Paper No. 4
Presentation Time: 8:45 AM


PERKINS, Dexter1, WIRTH, Karl R.2, MCCONNELL, David3, BYKERK-KAUFFMAN, Ann4, GILBERT, Lisa A.5, STEMPIEN, Jennifer A.6, MATHENEY, Ronald K.1, BUDD, David A.6, VAN DER HOEVEN KRAFT, Katrien J.7 and PUTKONEN, Jaakko8, (1)Harold Hamm School of Geology and Geological Engineering, University of North Dakota, MS 8358, Grand Forks, ND 58202-8358, (2)Geology Department, Macalester College, Saint Paul, MN 55105, (3)Marine, Earth and Atmospheric Sciences, North Carolina State University, Raleigh, NC 27695, (4)Geological and Environmental Sciences, California State Univ, Chico, 400 W. 1st St, Chico, CA 95929-0205, (5)Williams-Mystic and Geosciences, Williams College, 75 Greenmanville Ave, Mystic, CT 06355, (6)Department of Geological Sciences, University of Colorado at Boulder, 2200 Colorado Ave, Boulder, CO 80309, (7)Physical Sciences, Whatcom Community College, 237 W. Kellogg Road, Bellingham, WA 98226, (8)Harold Hamm School of Geology and Geological Engineering, University of North Dakota, 81 Cornell St, Grand Forks, ND 58202,

In 1990, Sheila Tobias published They’re Not Dumb, They’re Different. The subtitle was Stalking the Second Tier. Tobias observed that many students (first tier) will succeed no matter how we teach, but many others will only succeed if we adjust our approach to teaching. This second group, the second tier, is a student population that could be a key part of our futures. Unless we adjust and teach for them, we do not meet our obligations as teachers, we lose potentially excellent students, our programs do not thrive as they might, and we don't produce necessary professionals for the geoscience workforce.

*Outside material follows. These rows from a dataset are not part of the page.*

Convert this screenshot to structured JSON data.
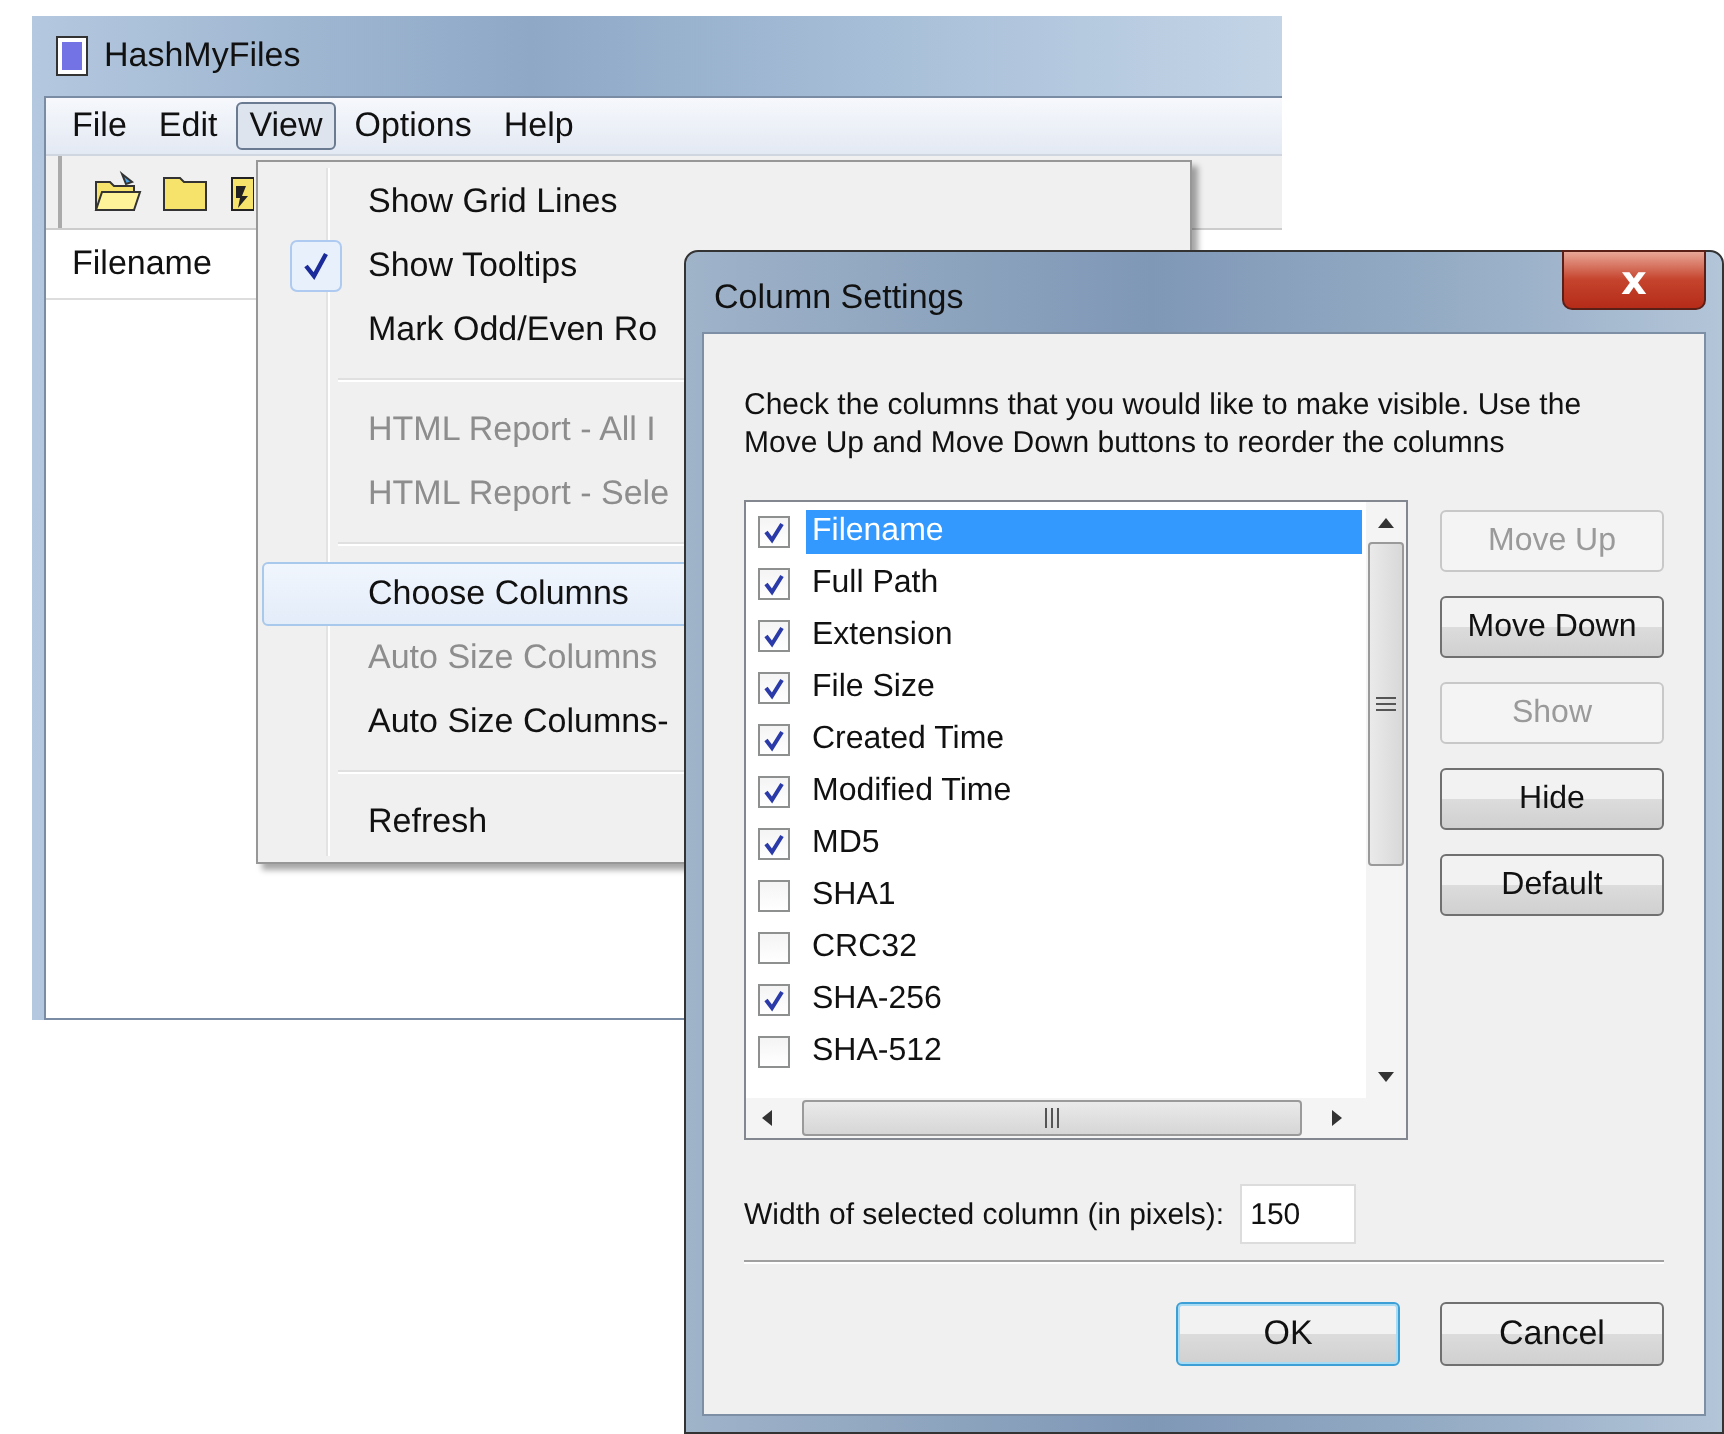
{
  "window": {
    "title": "HashMyFiles"
  },
  "menu_bar": [
    {
      "label": "File",
      "selected": false
    },
    {
      "label": "Edit",
      "selected": false
    },
    {
      "label": "View",
      "selected": true
    },
    {
      "label": "Options",
      "selected": false
    },
    {
      "label": "Help",
      "selected": false
    }
  ],
  "list_header": {
    "columns": [
      "Filename"
    ]
  },
  "view_menu": [
    {
      "kind": "item",
      "label": "Show Grid Lines",
      "checked": false,
      "disabled": false,
      "selected": false
    },
    {
      "kind": "item",
      "label": "Show Tooltips",
      "checked": true,
      "disabled": false,
      "selected": false
    },
    {
      "kind": "item",
      "label": "Mark Odd/Even Ro",
      "checked": false,
      "disabled": false,
      "selected": false
    },
    {
      "kind": "separator"
    },
    {
      "kind": "item",
      "label": "HTML Report - All I",
      "checked": false,
      "disabled": true,
      "selected": false
    },
    {
      "kind": "item",
      "label": "HTML Report - Sele",
      "checked": false,
      "disabled": true,
      "selected": false
    },
    {
      "kind": "separator"
    },
    {
      "kind": "item",
      "label": "Choose Columns",
      "checked": false,
      "disabled": false,
      "selected": true
    },
    {
      "kind": "item",
      "label": "Auto Size Columns",
      "checked": false,
      "disabled": true,
      "selected": false
    },
    {
      "kind": "item",
      "label": "Auto Size Columns-",
      "checked": false,
      "disabled": false,
      "selected": false
    },
    {
      "kind": "separator"
    },
    {
      "kind": "item",
      "label": "Refresh",
      "checked": false,
      "disabled": false,
      "selected": false
    }
  ],
  "dialog": {
    "title": "Column Settings",
    "close_symbol": "x",
    "instructions": "Check the columns that you would like to make visible. Use the Move Up and Move Down buttons to reorder the columns",
    "columns": [
      {
        "label": "Filename",
        "checked": true,
        "selected": true
      },
      {
        "label": "Full Path",
        "checked": true,
        "selected": false
      },
      {
        "label": "Extension",
        "checked": true,
        "selected": false
      },
      {
        "label": "File Size",
        "checked": true,
        "selected": false
      },
      {
        "label": "Created Time",
        "checked": true,
        "selected": false
      },
      {
        "label": "Modified Time",
        "checked": true,
        "selected": false
      },
      {
        "label": "MD5",
        "checked": true,
        "selected": false
      },
      {
        "label": "SHA1",
        "checked": false,
        "selected": false
      },
      {
        "label": "CRC32",
        "checked": false,
        "selected": false
      },
      {
        "label": "SHA-256",
        "checked": true,
        "selected": false
      },
      {
        "label": "SHA-512",
        "checked": false,
        "selected": false
      }
    ],
    "side_buttons": [
      {
        "label": "Move Up",
        "disabled": true
      },
      {
        "label": "Move Down",
        "disabled": false
      },
      {
        "label": "Show",
        "disabled": true
      },
      {
        "label": "Hide",
        "disabled": false
      },
      {
        "label": "Default",
        "disabled": false
      }
    ],
    "width_label": "Width of selected column (in pixels):",
    "width_value": "150",
    "footer_buttons": [
      {
        "label": "OK",
        "default": true
      },
      {
        "label": "Cancel",
        "default": false
      }
    ]
  }
}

We studied 4064 students taking intro geology at 14 schools (community colleges, small liberal arts colleges, and large MS and PhD granting colleges and universities). Although talking about good and bad teaching is common, our data show that instructor characteristics only directly account for <10% of student learning. Student characteristics, both cognitive and affective (especially motivation), are much more significant. The importance of motivation is greatest for second tier students. We used SAT/ACT scores as proxies to divide students into tiers of cognitive ability and found that motivated second tier students perform as well as first tier students. SAT/ACT scores predict 20% of the variance in student grades, student expectancy predicts 5%, and student value another 2%.

Instructors have only limited impact on student cognitive skills, but have potentially huge impacts on student motivation. Indirectly, we can improve student learning and retention by improving student motivation. Most importantly, we must help students: 1) value what they are learning, 2) have confidence in their abilities to do well, and 3) develop self-reflection and other metacognitive skills. Traditional classrooms do not promote these desirable characteristics, but innovative, student-centered classrooms do. Average students in intro geology classes lose motivation during a semester. First tier students lose less than second tier students, no matter what the teaching approach. The difference is stark in instructor-centered classrooms but significantly less in student centered classrooms. The impacts of student-centered instruction multiply -- for maximum effect, students must encounter reformed teaching in multiple classrooms.